My students were being forced to integrate the year after I taught them. Many of them were angry about it---so angry that I took a class period to allow them to vent. One female student kept looking apologetically at me and saying, "I don't mean any disrespect to you but . . . .", and then she would launch into an angry, profanity filled diatribe about her distaste of being forced to go to school with whites.

Now I teach high school in South Central, Los Angeles. My black students for the most part are unmotivated and uninterested in school, performing well below their Latino classmates, many of whose original language is not English. I had one very promising black student in my Advanced Placement United States History class several years ago, and he was shunned by his classmates, both black and Latino, because they said he "wasn't black." He was an outsider through four years of high school.

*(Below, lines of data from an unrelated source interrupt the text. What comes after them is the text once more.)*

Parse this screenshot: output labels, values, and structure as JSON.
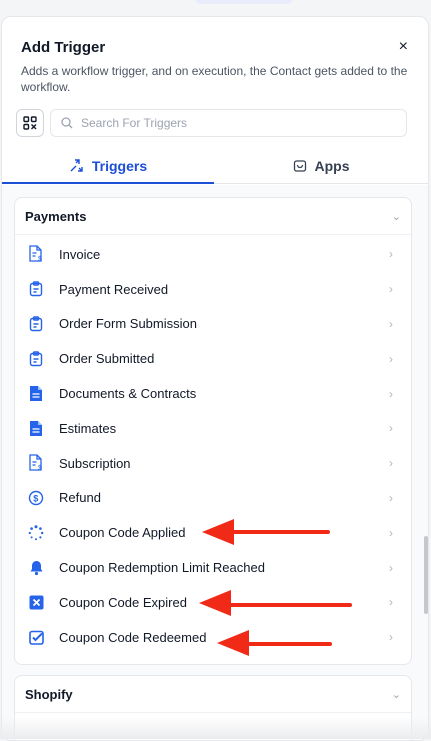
{
  "header": {
    "title": "Add Trigger",
    "close_glyph": "×",
    "subtitle": "Adds a workflow trigger, and on execution, the Contact gets added to the workflow."
  },
  "search": {
    "placeholder": "Search For Triggers",
    "value": ""
  },
  "tabs": [
    {
      "label": "Triggers",
      "icon": "triggers-icon",
      "active": true
    },
    {
      "label": "Apps",
      "icon": "apps-icon",
      "active": false
    }
  ],
  "sections": {
    "payments": {
      "title": "Payments",
      "items": [
        {
          "label": "Invoice",
          "icon": "invoice-icon"
        },
        {
          "label": "Payment Received",
          "icon": "clipboard-icon"
        },
        {
          "label": "Order Form Submission",
          "icon": "clipboard-icon"
        },
        {
          "label": "Order Submitted",
          "icon": "clipboard-icon"
        },
        {
          "label": "Documents & Contracts",
          "icon": "document-icon"
        },
        {
          "label": "Estimates",
          "icon": "document-icon"
        },
        {
          "label": "Subscription",
          "icon": "invoice-icon"
        },
        {
          "label": "Refund",
          "icon": "refund-icon"
        },
        {
          "label": "Coupon Code Applied",
          "icon": "loading-dots-icon"
        },
        {
          "label": "Coupon Redemption Limit Reached",
          "icon": "bell-icon"
        },
        {
          "label": "Coupon Code Expired",
          "icon": "x-square-icon"
        },
        {
          "label": "Coupon Code Redeemed",
          "icon": "check-square-icon"
        }
      ]
    },
    "shopify": {
      "title": "Shopify"
    }
  },
  "colors": {
    "accent": "#1d4ed8",
    "icon_blue": "#2563eb",
    "arrow_red": "#f02a17"
  }
}
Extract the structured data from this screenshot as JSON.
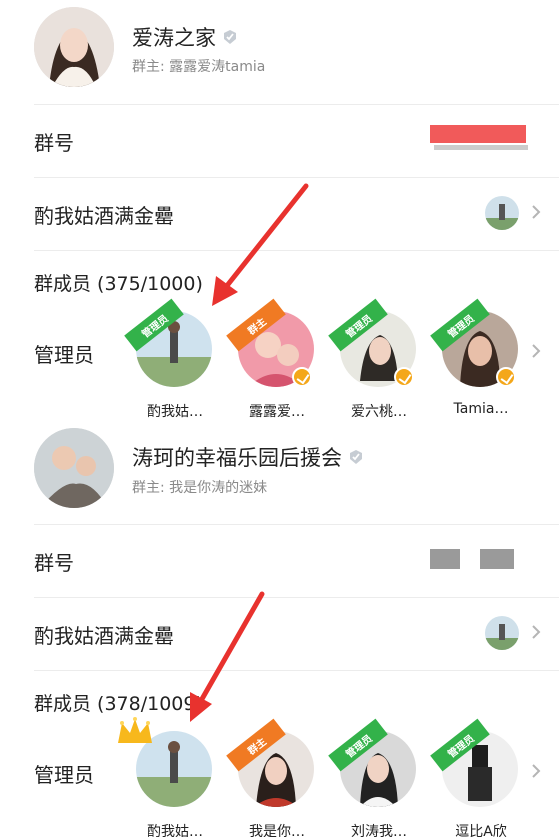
{
  "groups": [
    {
      "name": "爱涛之家",
      "owner": "群主: 露露爱涛tamia",
      "group_number_label": "群号",
      "group_number_fragment": "",
      "my_nickname": "酌我姑酒满金罍",
      "members_count": "群成员 (375/1000)",
      "admin_label": "管理员",
      "admins": [
        {
          "name": "酌我姑…",
          "role": "管理员",
          "role_color": "green",
          "verified": false
        },
        {
          "name": "露露爱…",
          "role": "群主",
          "role_color": "orange",
          "verified": true
        },
        {
          "name": "爱六桃…",
          "role": "管理员",
          "role_color": "green",
          "verified": true
        },
        {
          "name": "Tamia…",
          "role": "管理员",
          "role_color": "green",
          "verified": true
        }
      ]
    },
    {
      "name": "涛珂的幸福乐园后援会",
      "owner": "群主: 我是你涛的迷妹",
      "group_number_label": "群号",
      "my_nickname": "酌我姑酒满金罍",
      "members_count": "群成员 (378/1009)",
      "admin_label": "管理员",
      "admins": [
        {
          "name": "酌我姑…",
          "role": "",
          "role_color": "none",
          "verified": false
        },
        {
          "name": "我是你…",
          "role": "群主",
          "role_color": "orange",
          "verified": false
        },
        {
          "name": "刘涛我…",
          "role": "管理员",
          "role_color": "green",
          "verified": false
        },
        {
          "name": "逗比A欣",
          "role": "管理员",
          "role_color": "green",
          "verified": false
        }
      ]
    }
  ],
  "colors": {
    "accent_green": "#33b24a",
    "accent_orange": "#f07a23",
    "redaction": "#f15a5a",
    "arrow": "#e8322e"
  },
  "icons": [
    "verified-badge-icon",
    "chevron-right-icon",
    "crown-icon",
    "arrow-annotation"
  ]
}
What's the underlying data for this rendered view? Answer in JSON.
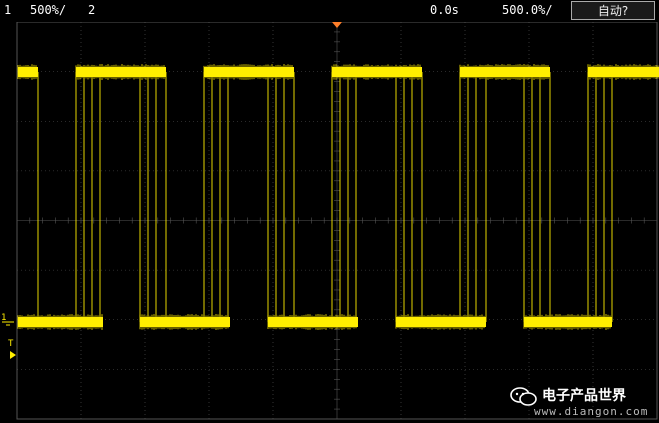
{
  "status_bar": {
    "channel1_number": "1",
    "channel1_scale": "500%/",
    "channel2_number": "2",
    "time_position": "0.0s",
    "time_scale": "500.0%/",
    "auto_button": "自动?"
  },
  "markers": {
    "channel1_ground": "1",
    "trigger_level": "T"
  },
  "colors": {
    "trace": "#ffee00",
    "grid": "#555555",
    "trigger_marker": "#ff7f2a"
  },
  "signal": {
    "high_level": "high",
    "low_level": "low",
    "high_segments": [
      [
        18,
        38
      ],
      [
        76,
        166
      ],
      [
        204,
        294
      ],
      [
        332,
        422
      ],
      [
        460,
        550
      ],
      [
        588,
        659
      ]
    ],
    "low_segments": [
      [
        18,
        103
      ],
      [
        140,
        230
      ],
      [
        268,
        358
      ],
      [
        396,
        486
      ],
      [
        524,
        612
      ]
    ],
    "edge_jitter_lines": [
      38,
      76,
      84,
      92,
      100,
      140,
      148,
      156,
      166,
      204,
      212,
      220,
      228,
      268,
      276,
      284,
      294,
      332,
      340,
      348,
      356,
      396,
      404,
      412,
      422,
      460,
      468,
      476,
      486,
      524,
      532,
      540,
      550,
      588,
      596,
      604,
      612
    ]
  },
  "watermark": {
    "title": "电子产品世界",
    "url": "www.diangon.com"
  }
}
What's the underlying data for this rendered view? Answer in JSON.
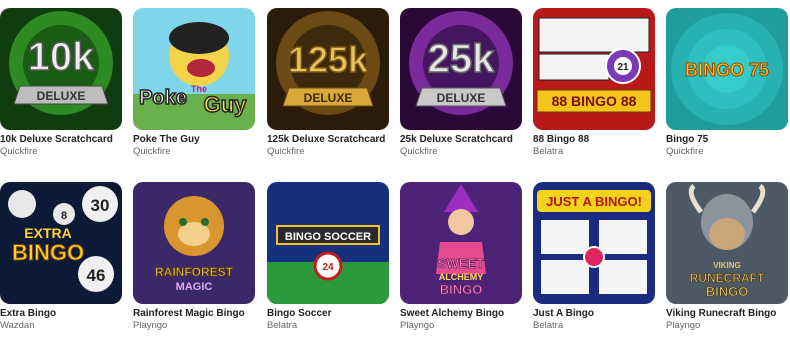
{
  "games": [
    {
      "name": "10k Deluxe Scratchcard",
      "provider": "Quickfire",
      "art": {
        "big": "10k",
        "badge": "DELUXE"
      },
      "bg": "#1d6b1a"
    },
    {
      "name": "Poke The Guy",
      "provider": "Quickfire",
      "art": {
        "big": "Poke",
        "small": "The",
        "big2": "Guy"
      },
      "bg": "#6fd0e6"
    },
    {
      "name": "125k Deluxe Scratchcard",
      "provider": "Quickfire",
      "art": {
        "big": "125k",
        "badge": "DELUXE"
      },
      "bg": "#3a2a14"
    },
    {
      "name": "25k Deluxe Scratchcard",
      "provider": "Quickfire",
      "art": {
        "big": "25k",
        "badge": "DELUXE"
      },
      "bg": "#3a0f4a"
    },
    {
      "name": "88 Bingo 88",
      "provider": "Belatra",
      "art": {
        "big": "88 BINGO 88",
        "ball": "21"
      },
      "bg": "#c51d1d"
    },
    {
      "name": "Bingo 75",
      "provider": "Quickfire",
      "art": {
        "big": "BINGO 75"
      },
      "bg": "#2bb3b3"
    },
    {
      "name": "Extra Bingo",
      "provider": "Wazdan",
      "art": {
        "small": "EXTRA",
        "big": "BINGO",
        "balls": [
          "30",
          "8",
          "46"
        ]
      },
      "bg": "#0f1c3a"
    },
    {
      "name": "Rainforest Magic Bingo",
      "provider": "Playngo",
      "art": {
        "big": "RAINFOREST",
        "small": "MAGIC"
      },
      "bg": "#3f2b6e"
    },
    {
      "name": "Bingo Soccer",
      "provider": "Belatra",
      "art": {
        "big": "BINGO SOCCER",
        "ball": "24"
      },
      "bg": "#1b3f9a"
    },
    {
      "name": "Sweet Alchemy Bingo",
      "provider": "Playngo",
      "art": {
        "big": "SWEET",
        "small": "ALCHEMY",
        "big2": "BINGO"
      },
      "bg": "#5a2a8a"
    },
    {
      "name": "Just A Bingo",
      "provider": "Belatra",
      "art": {
        "big": "JUST A BINGO!"
      },
      "bg": "#1b2f8a"
    },
    {
      "name": "Viking Runecraft Bingo",
      "provider": "Playngo",
      "art": {
        "small": "VIKING",
        "big": "RUNECRAFT",
        "big2": "BINGO"
      },
      "bg": "#5b6a78"
    }
  ]
}
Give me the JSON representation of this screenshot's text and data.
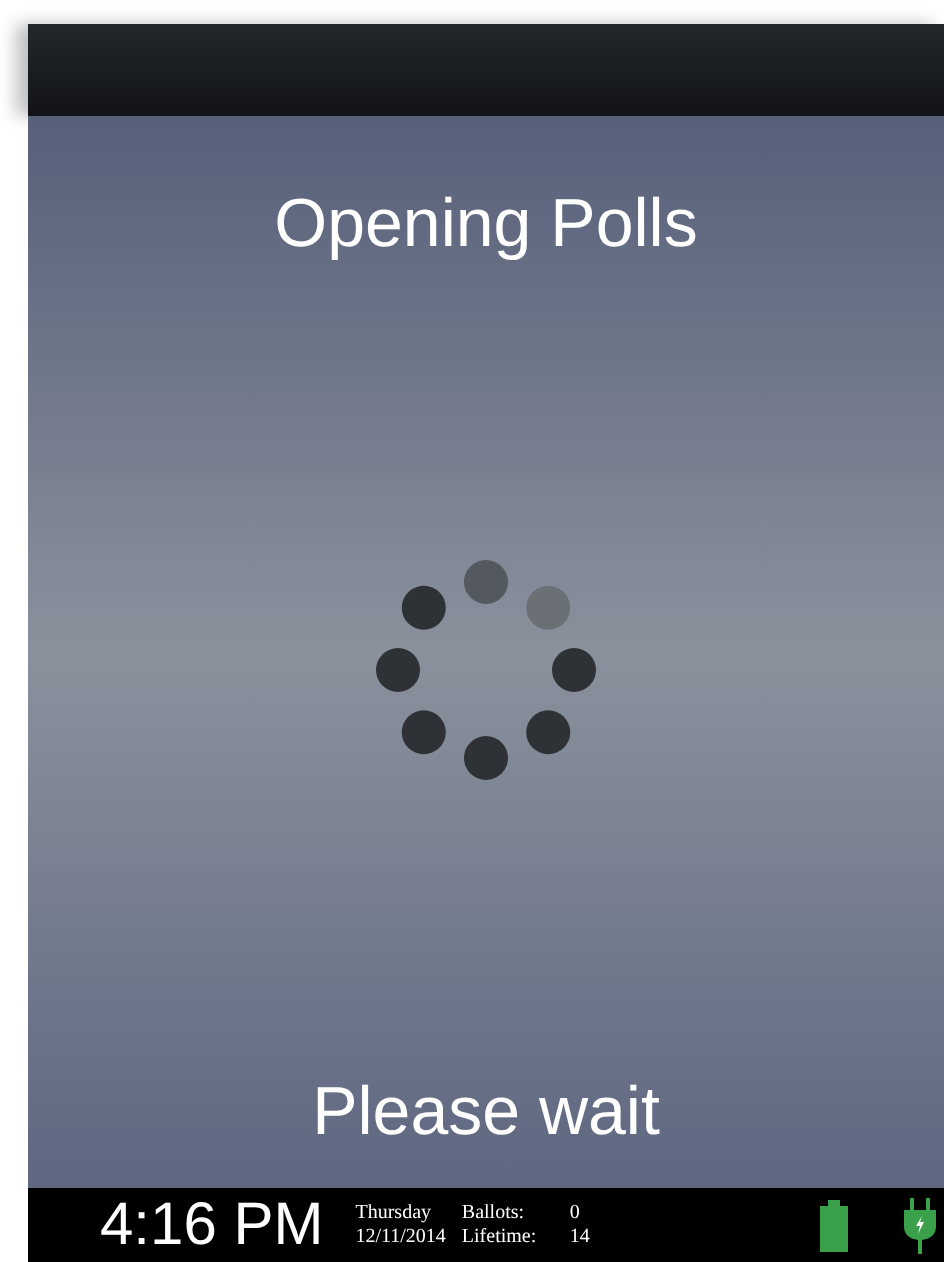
{
  "title": "Opening Polls",
  "message": "Please wait",
  "status_bar": {
    "time": "4:16 PM",
    "day": "Thursday",
    "date": "12/11/2014",
    "counters": [
      {
        "label": "Ballots:",
        "value": "0"
      },
      {
        "label": "Lifetime:",
        "value": "14"
      }
    ]
  }
}
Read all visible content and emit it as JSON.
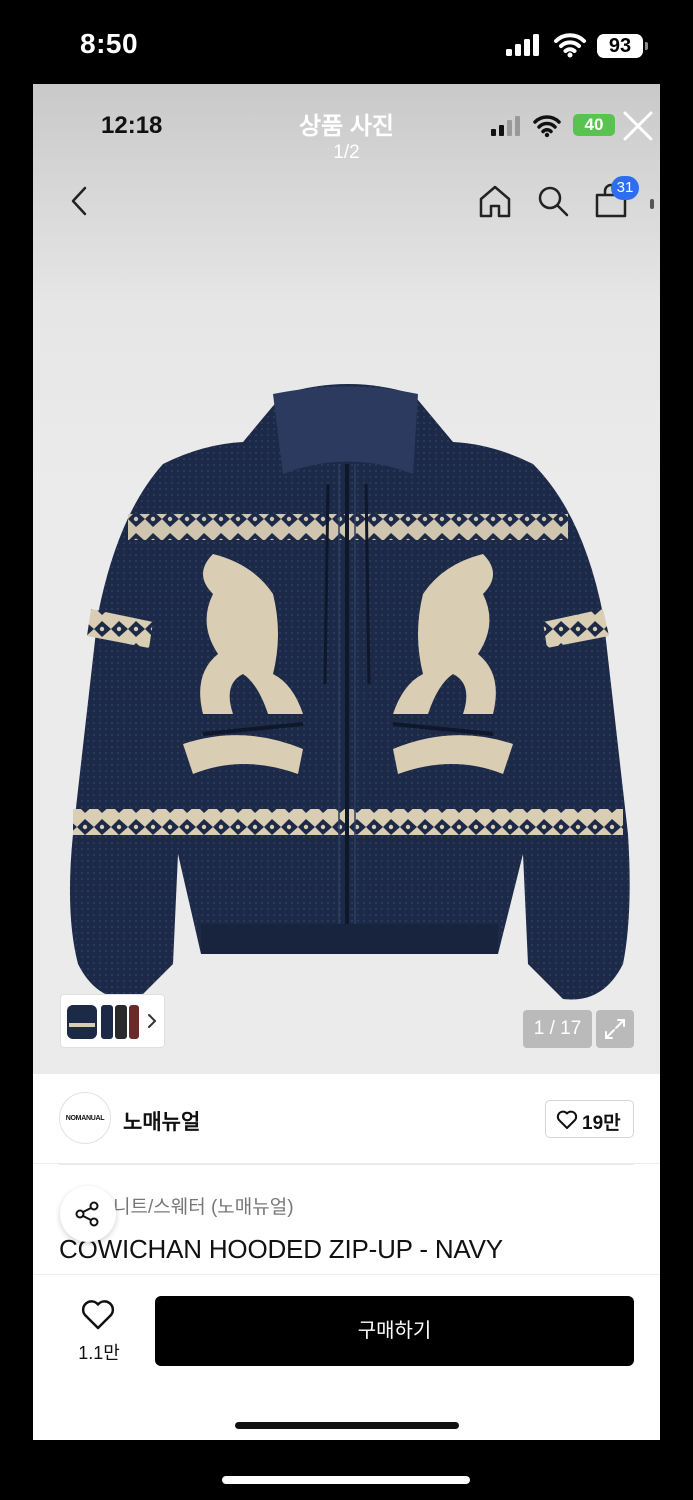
{
  "outer_status": {
    "time": "8:50",
    "battery": "93"
  },
  "viewer": {
    "time": "12:18",
    "title": "상품 사진",
    "counter": "1/2",
    "battery": "40"
  },
  "nav": {
    "cart_count": "31"
  },
  "gallery": {
    "image_counter": "1 / 17"
  },
  "brand": {
    "logo_text": "NOMANUAL",
    "name": "노매뉴얼",
    "likes": "19만"
  },
  "product": {
    "category": "니트/스웨터 (노매뉴얼)",
    "title": "COWICHAN HOODED ZIP-UP - NAVY"
  },
  "bottom": {
    "wish_count": "1.1만",
    "buy_label": "구매하기"
  },
  "colors": {
    "accent_badge": "#2f6df0",
    "buy_button": "#000000",
    "sweater_navy": "#1d2a47",
    "pattern_cream": "#d9cdb3"
  },
  "icons": [
    "close-icon",
    "back-icon",
    "home-icon",
    "search-icon",
    "bag-icon",
    "chevron-right-icon",
    "expand-icon",
    "heart-icon",
    "share-icon"
  ]
}
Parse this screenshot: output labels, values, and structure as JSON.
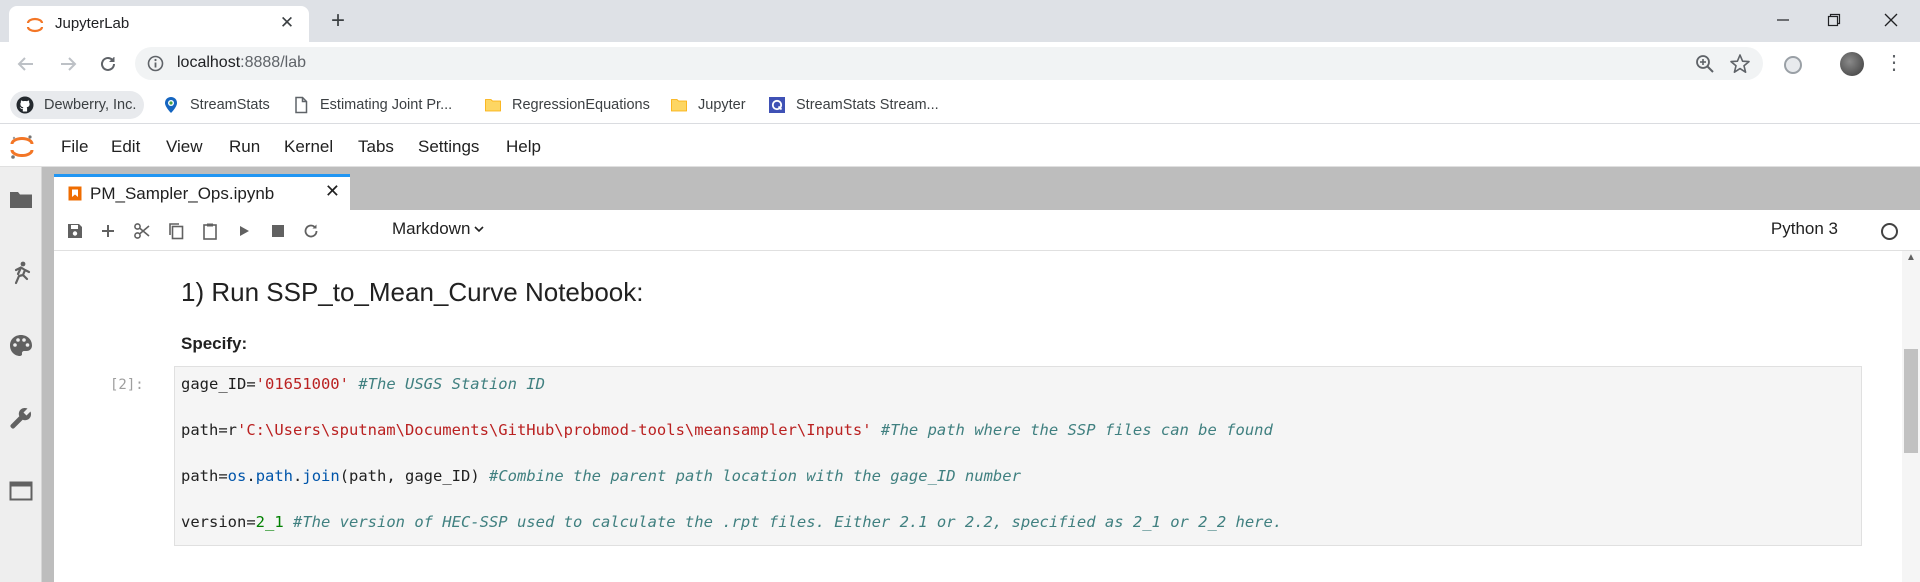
{
  "browser": {
    "tab_title": "JupyterLab",
    "tab_close": "✕",
    "new_tab": "+",
    "url_host": "localhost",
    "url_rest": ":8888/lab"
  },
  "bookmarks": [
    {
      "label": "Dewberry, Inc.",
      "icon": "github-icon"
    },
    {
      "label": "StreamStats",
      "icon": "map-pin-icon"
    },
    {
      "label": "Estimating Joint Pr...",
      "icon": "page-icon"
    },
    {
      "label": "RegressionEquations",
      "icon": "folder-icon"
    },
    {
      "label": "Jupyter",
      "icon": "folder-icon"
    },
    {
      "label": "StreamStats Stream...",
      "icon": "q-icon"
    }
  ],
  "menubar": [
    "File",
    "Edit",
    "View",
    "Run",
    "Kernel",
    "Tabs",
    "Settings",
    "Help"
  ],
  "document_tab": {
    "title": "PM_Sampler_Ops.ipynb",
    "close": "✕"
  },
  "notebook_toolbar": {
    "cell_type": "Markdown",
    "kernel": "Python 3"
  },
  "notebook": {
    "heading": "1) Run SSP_to_Mean_Curve Notebook:",
    "specify": "Specify:",
    "prompt": "[2]:",
    "code": {
      "line1": {
        "a": "gage_ID=",
        "b": "'01651000'",
        "c": " ",
        "d": "#The USGS Station ID"
      },
      "line2": {
        "a": "path=r",
        "b": "'C:\\Users\\sputnam\\Documents\\GitHub\\probmod-tools\\meansampler\\Inputs'",
        "c": " ",
        "d": "#The path where the SSP files can be found"
      },
      "line3": {
        "a": "path=",
        "b": "os",
        "c": ".",
        "d": "path",
        "e": ".",
        "f": "join",
        "g": "(path, gage_ID) ",
        "h": "#Combine the parent path location with the gage_ID number"
      },
      "line4": {
        "a": "version=",
        "b": "2_1",
        "c": " ",
        "d": "#The version of HEC-SSP used to calculate the .rpt files. Either 2.1 or 2.2, specified as 2_1 or 2_2 here."
      }
    }
  },
  "colors": {
    "accent_tab": "#2196f3",
    "jupyter_orange": "#f37626",
    "string": "#ba2121",
    "comment": "#408080",
    "number": "#008000"
  }
}
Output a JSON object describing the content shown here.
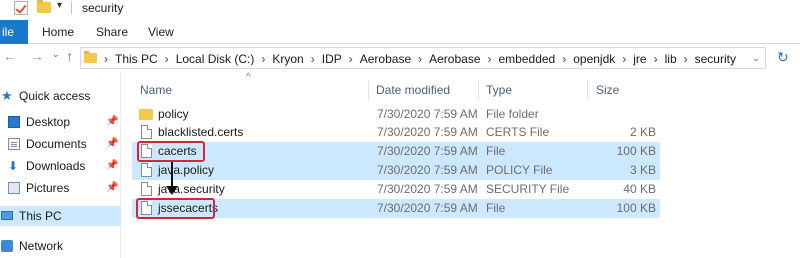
{
  "window": {
    "title": "security",
    "quick_access_dropdown": "▾"
  },
  "ribbon": {
    "tabs": [
      "ile",
      "Home",
      "Share",
      "View"
    ]
  },
  "address": {
    "back": "←",
    "forward": "→",
    "recent": "⌄",
    "up": "↑",
    "first_separator": "›",
    "crumbs": [
      "This PC",
      "Local Disk (C:)",
      "Kryon",
      "IDP",
      "Aerobase",
      "Aerobase",
      "embedded",
      "openjdk",
      "jre",
      "lib",
      "security"
    ],
    "separator": "›",
    "dropdown": "⌄",
    "refresh": "↻"
  },
  "navigation": {
    "items": [
      {
        "label": "Quick access",
        "icon": "star-icon",
        "pinned": false
      },
      {
        "label": "Desktop",
        "icon": "desktop-icon",
        "pinned": true
      },
      {
        "label": "Documents",
        "icon": "documents-icon",
        "pinned": true
      },
      {
        "label": "Downloads",
        "icon": "downloads-icon",
        "pinned": true
      },
      {
        "label": "Pictures",
        "icon": "pictures-icon",
        "pinned": true
      },
      {
        "label": "This PC",
        "icon": "computer-icon",
        "pinned": false,
        "selected": true
      },
      {
        "label": "Network",
        "icon": "network-icon",
        "pinned": false
      }
    ],
    "pin_glyph": "📌"
  },
  "file_list": {
    "sort_caret": "^",
    "columns": [
      "Name",
      "Date modified",
      "Type",
      "Size"
    ],
    "rows": [
      {
        "name": "policy",
        "date": "7/30/2020 7:59 AM",
        "type": "File folder",
        "size": "",
        "icon": "folder-icon",
        "selected": false
      },
      {
        "name": "blacklisted.certs",
        "date": "7/30/2020 7:59 AM",
        "type": "CERTS File",
        "size": "2 KB",
        "icon": "file-icon",
        "selected": false
      },
      {
        "name": "cacerts",
        "date": "7/30/2020 7:59 AM",
        "type": "File",
        "size": "100 KB",
        "icon": "file-icon",
        "selected": true,
        "highlighted": true
      },
      {
        "name": "java.policy",
        "date": "7/30/2020 7:59 AM",
        "type": "POLICY File",
        "size": "3 KB",
        "icon": "file-icon",
        "selected": true
      },
      {
        "name": "java.security",
        "date": "7/30/2020 7:59 AM",
        "type": "SECURITY File",
        "size": "40 KB",
        "icon": "file-icon",
        "selected": false
      },
      {
        "name": "jssecacerts",
        "date": "7/30/2020 7:59 AM",
        "type": "File",
        "size": "100 KB",
        "icon": "file-icon",
        "selected": true,
        "highlighted": true
      }
    ]
  },
  "colors": {
    "accent": "#1979ca",
    "selection": "#cce8ff",
    "highlight_box": "#d0283a"
  }
}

Memories of Christian, another male black student still haunt me. He had loving and supportive parents, who came by school the first week just to get acquainted with his teachers and tell them they were very involved in Christian's education. Their commitment showed. Christian was a well-behaved young man with skills far superior to his classmates. He read at a 12th grade level (in the 10th grade) and was an excellent writer. He was in an academically enriched program Los Angeles Unified runs with the University of Southern California which would have guaranteed him a four year scholarship to U.S.C. if he had kept up his grades and done well on the SATs. Yet, within the two years I had him, I saw Christian degenerate into a "gangsta wannabe" whose main purpose in life was to emulate his unmotivated and unskilled black male classmates. His parents were horrified and did everything within their power to stop his decline, but the allure of "acting black" was no match for loving parents who lacked the funds to send their son to private school.

Again, thank you for your illuminating study. I have ordered your book and look forward to reading it.


Saturday, June 05, 2010

Media Coverage for the Book

The Fordham Institute's review of the new book is here, and an EdWeek blog covers the book here.

Education blogger extraordinaire Joanne Jacobs writes about the new book here, while Phil of Brandywine Books posts about it here.

My good friend Rod Dreher of the Templeton Foundation had a three-part interview with me here, here, and here.